Made from 100% programmer art.
Follow @ncot_tech

Support Me

Related Posts

Shadertoy 3 Raymarching
Making 3D graphics, without any actual 3D modelling?!
Read More…
Shadertoy 1 - Mandelbrot
Let's learn how to make pretty images using our graphics card and GLSL!
Read More…
Maths for Programmers 1 Rearranging Equations
Straight forward instructions on how to rearrange algebraic equations, all wrapped up in a nice free PDF to download. Don't fear maths or algebra again!
Read More…

Shadertoy 2 Sinewaves

Today I figured out how to draw a line, and then make it wiggle using some basic maths.

Writing shaders like this seems a bit inside-out. Instead of drawing a line by specifying each point, the code instead runs through every single point on the screen, and if the point is one we want, it gets coloured in.

Useful Code

Centre the screen co-ordinates

This normalises the pixel co-ords and turns them into texture UV co-ords.

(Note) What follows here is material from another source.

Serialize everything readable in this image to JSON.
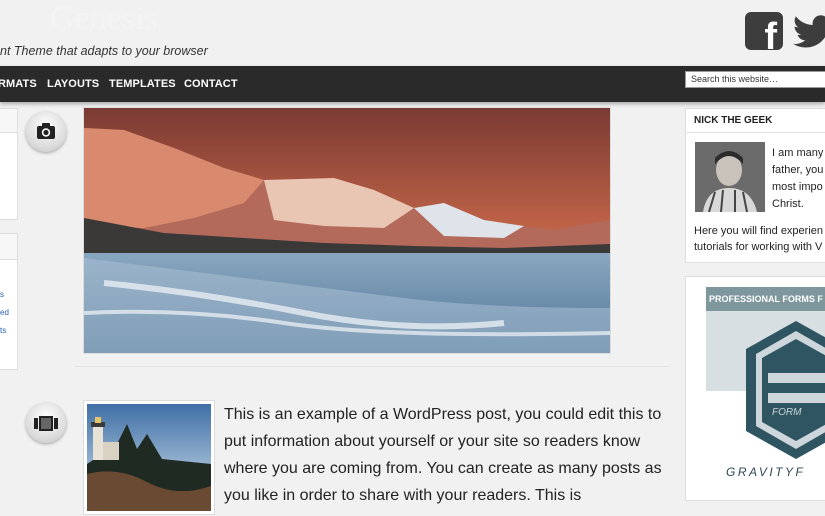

Then it moves the origin to the centre, and scales the x axis by the screen aspect ratio. The screen can now be considered a 2D grid with 0,0 in the middle and 0.5,0.5 at the top right, -0.5, -0.5 at the bottom left.

// Normalized pixel coordinates (from 0 to 1)
vec2 uv = fragCoord/iResolution.xy;

// move origin, fix aspect ratio
uv -= .5;
uv.x *= iResolution.x/iResolution.y;

Generating palettes

This code generates nice gradients. It came from This article on palettes. In fact the rest of that website looks useful!

vec3 pal( in float t, in vec3 a, in vec3 b, in vec3 c, in vec3 d )
{
    return a + b*cos( 6.28318*(c*t+d) );
}

Built in GLSL functions

  • length() - Use it to calculate distances, and feed into colour routines
  • smoothstep() - Smoothly transitions from one value (usually 0) to another (usually 1)

Did you like this post?

if you did, it'd be really nice if you shared it, or left a comment below

Leave comments here!